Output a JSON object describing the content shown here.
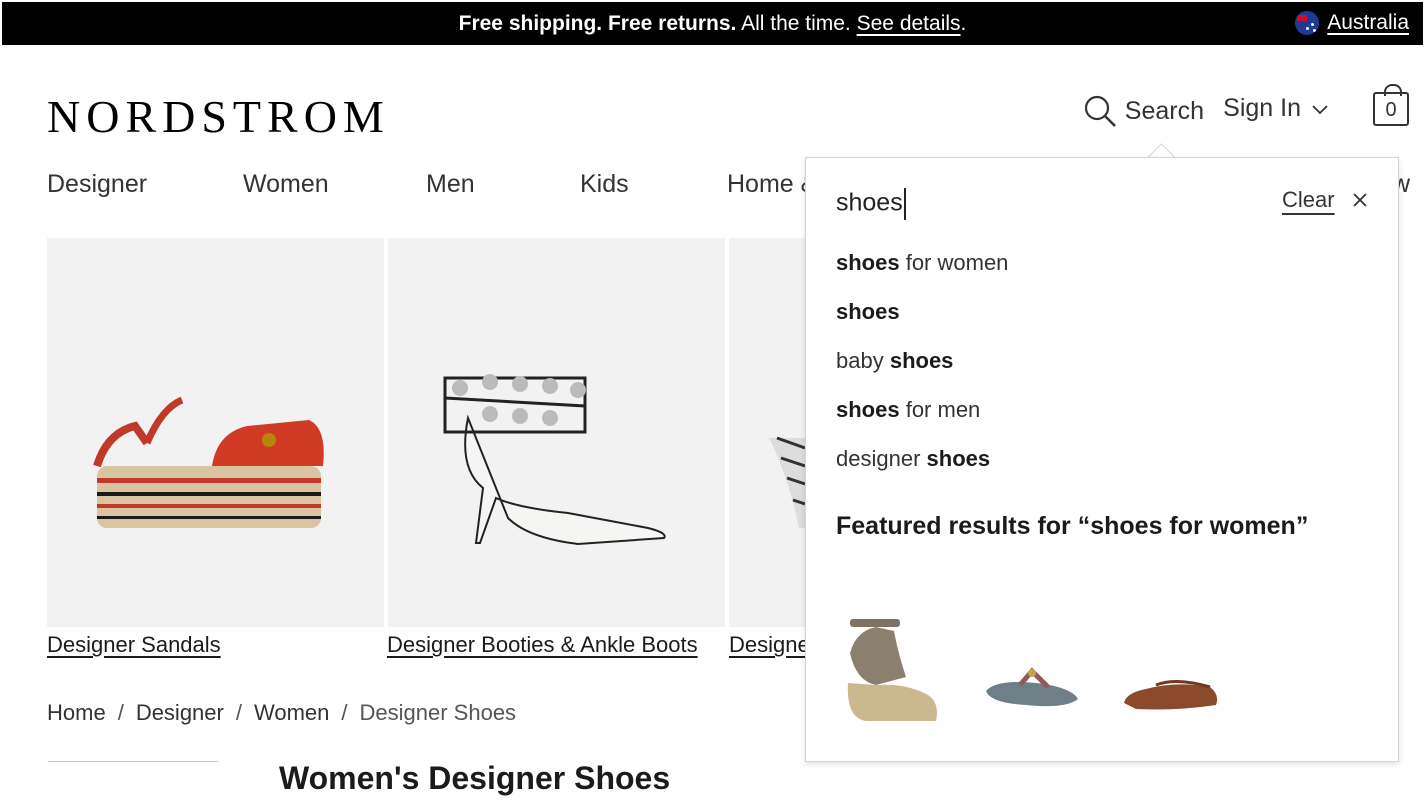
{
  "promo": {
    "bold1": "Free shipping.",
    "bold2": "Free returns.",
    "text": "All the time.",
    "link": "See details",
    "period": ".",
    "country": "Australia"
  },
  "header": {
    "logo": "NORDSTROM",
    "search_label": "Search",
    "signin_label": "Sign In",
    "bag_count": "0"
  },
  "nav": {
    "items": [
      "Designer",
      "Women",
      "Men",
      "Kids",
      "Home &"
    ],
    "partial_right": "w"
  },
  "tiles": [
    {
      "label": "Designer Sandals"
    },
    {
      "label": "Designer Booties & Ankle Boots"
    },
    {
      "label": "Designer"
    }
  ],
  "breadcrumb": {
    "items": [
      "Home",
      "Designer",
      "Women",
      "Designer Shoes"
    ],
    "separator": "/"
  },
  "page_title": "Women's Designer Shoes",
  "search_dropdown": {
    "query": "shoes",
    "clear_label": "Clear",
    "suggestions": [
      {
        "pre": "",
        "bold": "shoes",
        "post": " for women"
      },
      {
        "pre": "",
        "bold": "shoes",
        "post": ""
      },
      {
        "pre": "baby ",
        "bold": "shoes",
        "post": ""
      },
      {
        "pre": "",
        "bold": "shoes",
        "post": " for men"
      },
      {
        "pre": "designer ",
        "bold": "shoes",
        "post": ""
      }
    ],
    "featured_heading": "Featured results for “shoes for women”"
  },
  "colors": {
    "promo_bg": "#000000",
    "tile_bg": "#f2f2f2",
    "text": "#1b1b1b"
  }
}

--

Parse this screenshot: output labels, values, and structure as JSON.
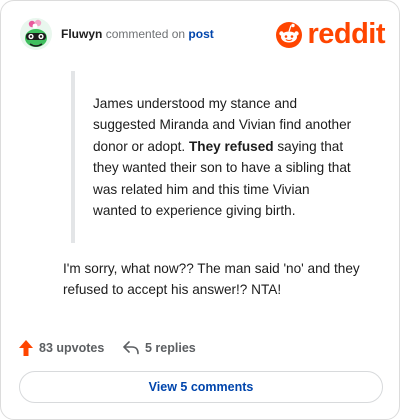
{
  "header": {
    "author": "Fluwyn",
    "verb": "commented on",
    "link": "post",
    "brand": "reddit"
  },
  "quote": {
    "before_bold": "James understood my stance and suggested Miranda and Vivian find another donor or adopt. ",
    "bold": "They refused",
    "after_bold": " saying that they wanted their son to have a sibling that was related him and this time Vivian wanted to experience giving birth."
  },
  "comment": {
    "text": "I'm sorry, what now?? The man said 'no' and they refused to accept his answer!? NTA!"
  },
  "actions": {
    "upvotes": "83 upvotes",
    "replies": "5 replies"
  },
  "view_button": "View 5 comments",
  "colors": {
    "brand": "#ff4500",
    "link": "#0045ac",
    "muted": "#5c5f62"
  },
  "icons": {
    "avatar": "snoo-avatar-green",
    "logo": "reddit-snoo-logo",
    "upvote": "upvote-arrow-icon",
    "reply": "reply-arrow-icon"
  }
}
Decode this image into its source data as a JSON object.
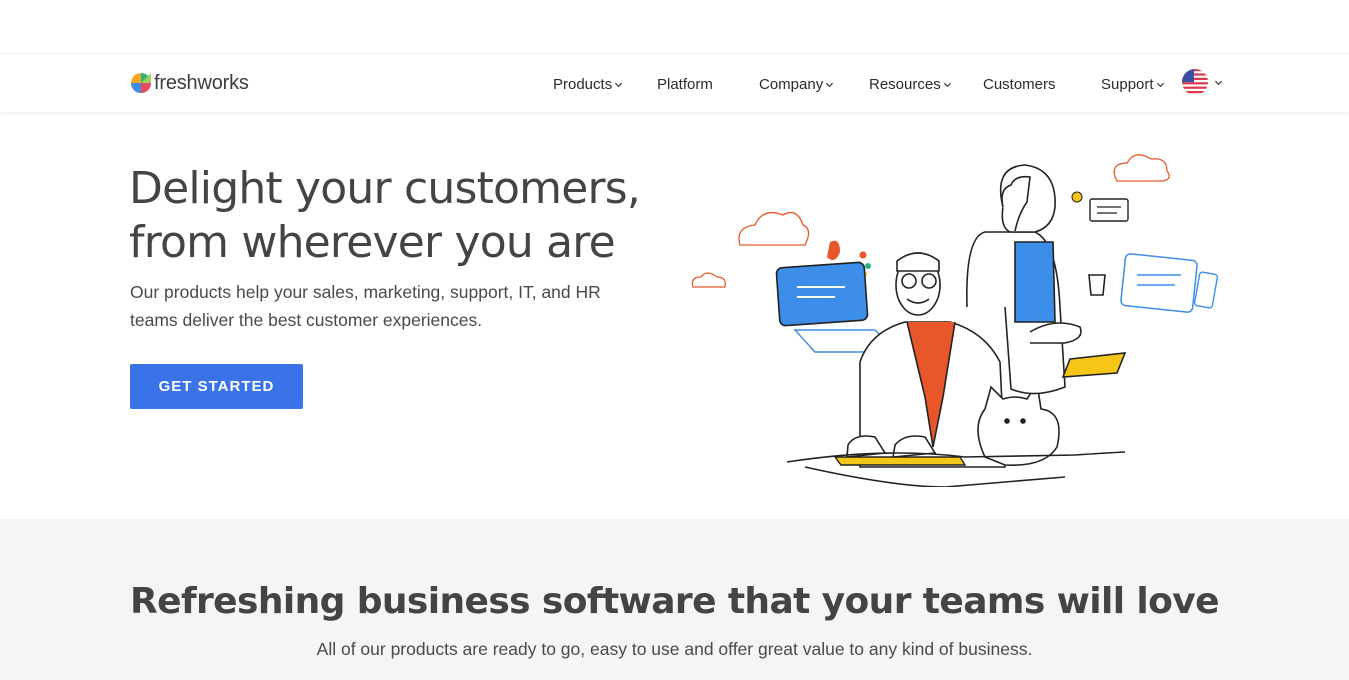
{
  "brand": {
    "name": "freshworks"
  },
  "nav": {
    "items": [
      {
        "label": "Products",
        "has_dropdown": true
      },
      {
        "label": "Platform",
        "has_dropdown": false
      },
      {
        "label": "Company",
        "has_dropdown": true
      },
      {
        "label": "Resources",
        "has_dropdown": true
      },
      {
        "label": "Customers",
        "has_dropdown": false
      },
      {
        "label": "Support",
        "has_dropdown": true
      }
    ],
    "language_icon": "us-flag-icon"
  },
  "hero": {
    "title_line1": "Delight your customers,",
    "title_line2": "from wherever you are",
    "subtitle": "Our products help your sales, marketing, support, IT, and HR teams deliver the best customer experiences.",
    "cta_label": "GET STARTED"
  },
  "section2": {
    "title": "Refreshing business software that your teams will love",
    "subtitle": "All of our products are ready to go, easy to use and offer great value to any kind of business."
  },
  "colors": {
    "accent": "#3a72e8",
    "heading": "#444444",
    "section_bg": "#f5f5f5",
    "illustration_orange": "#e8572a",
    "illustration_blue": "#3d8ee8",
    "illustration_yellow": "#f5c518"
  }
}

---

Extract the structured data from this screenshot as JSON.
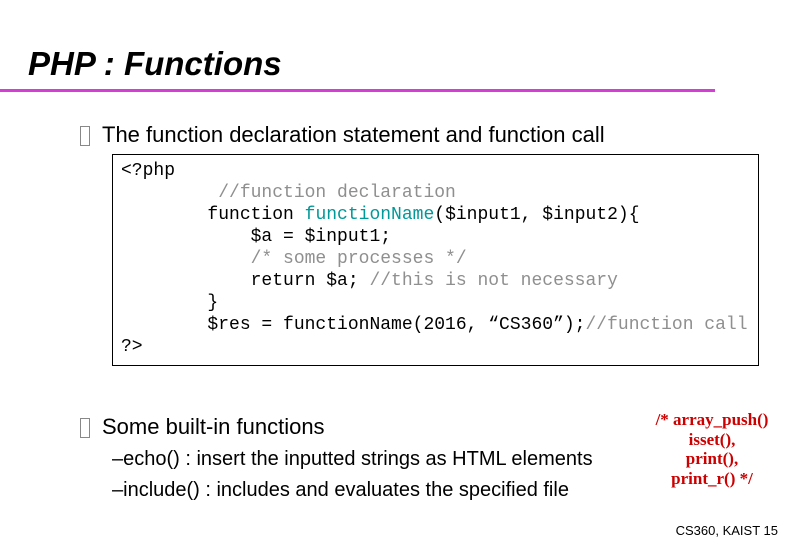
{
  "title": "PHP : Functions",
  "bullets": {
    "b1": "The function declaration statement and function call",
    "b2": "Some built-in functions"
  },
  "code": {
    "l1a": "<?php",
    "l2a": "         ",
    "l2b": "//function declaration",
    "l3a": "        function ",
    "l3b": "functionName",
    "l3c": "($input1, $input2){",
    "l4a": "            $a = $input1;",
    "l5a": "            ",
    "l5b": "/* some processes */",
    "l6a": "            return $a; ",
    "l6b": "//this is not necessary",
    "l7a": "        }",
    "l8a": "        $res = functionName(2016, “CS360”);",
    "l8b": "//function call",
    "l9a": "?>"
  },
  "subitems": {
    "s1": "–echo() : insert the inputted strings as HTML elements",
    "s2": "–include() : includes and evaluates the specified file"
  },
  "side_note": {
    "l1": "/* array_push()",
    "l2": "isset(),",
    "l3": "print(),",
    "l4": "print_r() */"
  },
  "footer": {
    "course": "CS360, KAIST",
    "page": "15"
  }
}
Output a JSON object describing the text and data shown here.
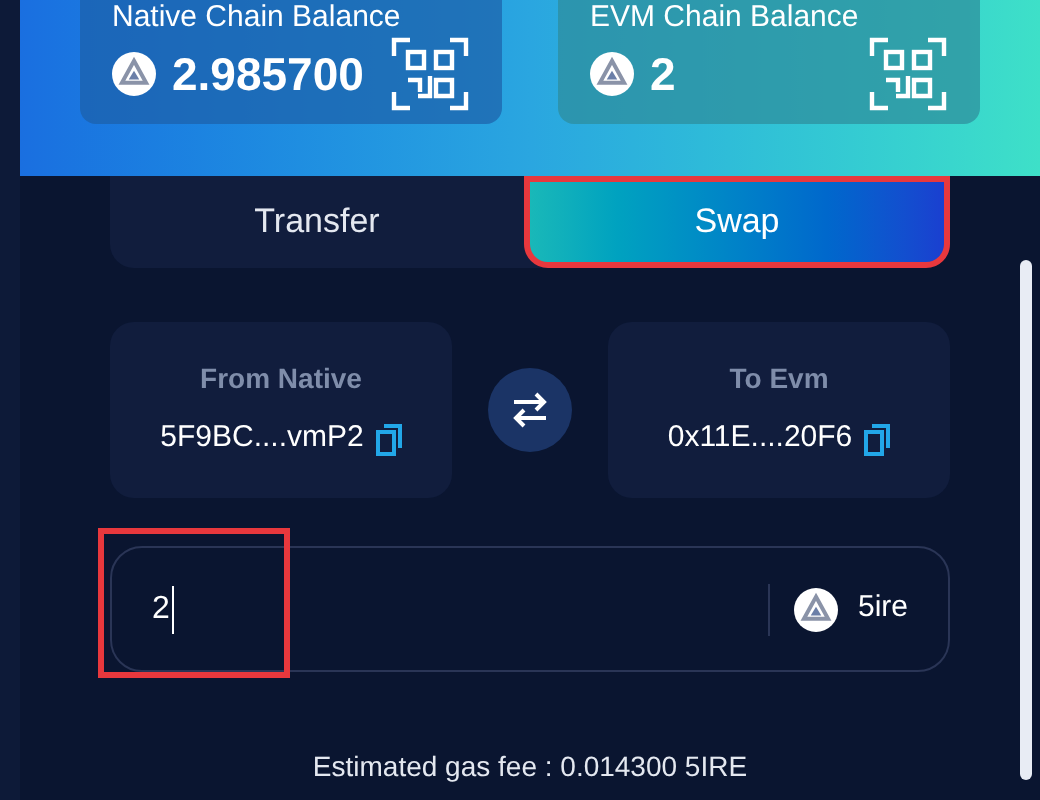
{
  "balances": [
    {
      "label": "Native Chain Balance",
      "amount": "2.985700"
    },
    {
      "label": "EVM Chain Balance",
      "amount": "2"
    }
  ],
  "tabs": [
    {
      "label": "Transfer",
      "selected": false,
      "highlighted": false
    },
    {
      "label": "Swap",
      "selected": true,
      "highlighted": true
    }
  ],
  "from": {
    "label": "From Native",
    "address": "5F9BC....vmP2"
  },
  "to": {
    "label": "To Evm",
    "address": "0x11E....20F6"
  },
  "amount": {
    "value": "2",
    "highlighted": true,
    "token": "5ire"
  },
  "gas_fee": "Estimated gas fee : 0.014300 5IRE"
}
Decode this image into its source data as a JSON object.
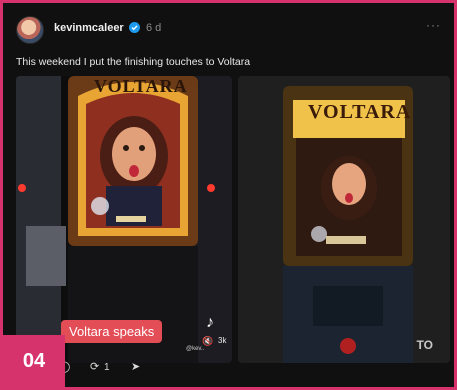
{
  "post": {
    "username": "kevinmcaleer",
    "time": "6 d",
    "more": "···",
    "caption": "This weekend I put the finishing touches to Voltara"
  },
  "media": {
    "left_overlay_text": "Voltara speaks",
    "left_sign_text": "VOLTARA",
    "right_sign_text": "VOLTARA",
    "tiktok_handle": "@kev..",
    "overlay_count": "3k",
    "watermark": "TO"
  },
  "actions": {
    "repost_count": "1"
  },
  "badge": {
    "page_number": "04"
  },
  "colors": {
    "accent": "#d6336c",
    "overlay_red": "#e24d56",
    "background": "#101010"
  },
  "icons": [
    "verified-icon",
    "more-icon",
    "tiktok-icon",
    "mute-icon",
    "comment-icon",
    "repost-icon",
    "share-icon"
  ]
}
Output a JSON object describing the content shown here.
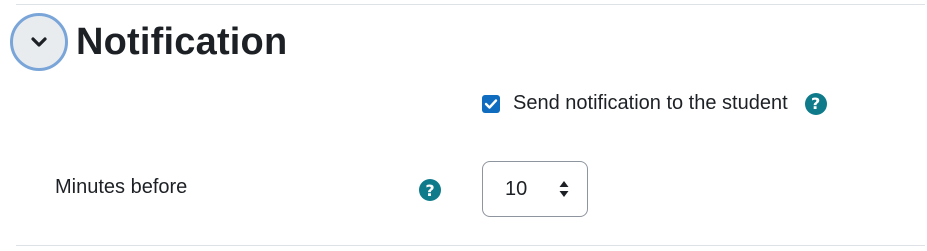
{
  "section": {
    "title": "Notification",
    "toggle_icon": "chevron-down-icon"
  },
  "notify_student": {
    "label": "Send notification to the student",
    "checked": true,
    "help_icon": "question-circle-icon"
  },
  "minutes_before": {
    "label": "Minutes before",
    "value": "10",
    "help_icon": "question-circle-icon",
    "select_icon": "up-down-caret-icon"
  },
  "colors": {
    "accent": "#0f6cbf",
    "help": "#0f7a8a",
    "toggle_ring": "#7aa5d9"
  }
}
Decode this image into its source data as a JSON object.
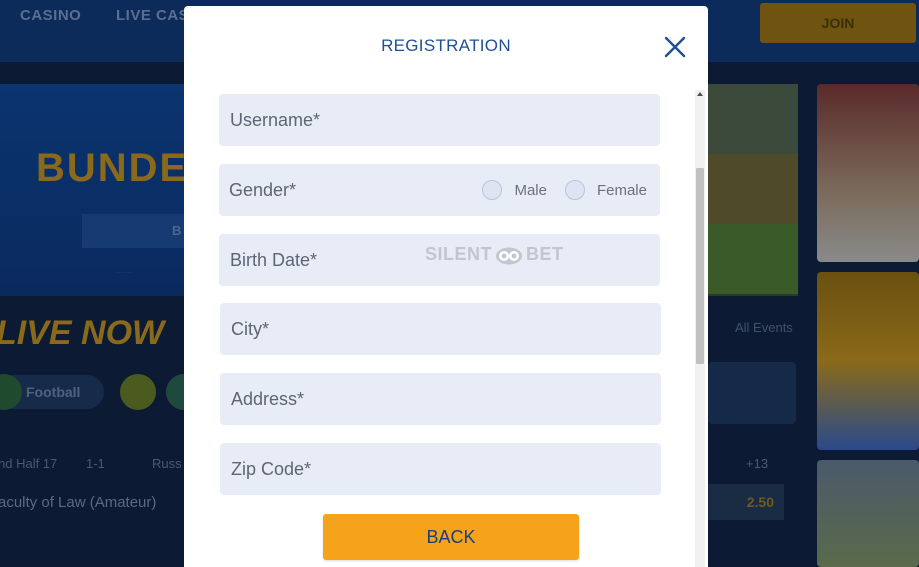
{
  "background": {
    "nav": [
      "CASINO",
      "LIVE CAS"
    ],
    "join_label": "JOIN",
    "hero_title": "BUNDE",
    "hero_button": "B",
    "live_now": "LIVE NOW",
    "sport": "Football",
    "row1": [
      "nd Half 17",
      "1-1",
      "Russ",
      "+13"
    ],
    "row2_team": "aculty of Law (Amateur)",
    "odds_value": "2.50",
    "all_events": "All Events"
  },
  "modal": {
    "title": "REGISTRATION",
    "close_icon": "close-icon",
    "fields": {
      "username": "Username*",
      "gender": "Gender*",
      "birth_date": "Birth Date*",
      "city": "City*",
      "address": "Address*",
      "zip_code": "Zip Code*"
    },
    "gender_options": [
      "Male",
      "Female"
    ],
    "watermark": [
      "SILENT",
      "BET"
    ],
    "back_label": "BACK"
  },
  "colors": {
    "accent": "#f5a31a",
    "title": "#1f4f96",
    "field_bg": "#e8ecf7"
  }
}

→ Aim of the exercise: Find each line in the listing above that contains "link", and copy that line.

→ Solution for this task:
    "link": "See details",
    "link": "post",
    "link": "#0045ac",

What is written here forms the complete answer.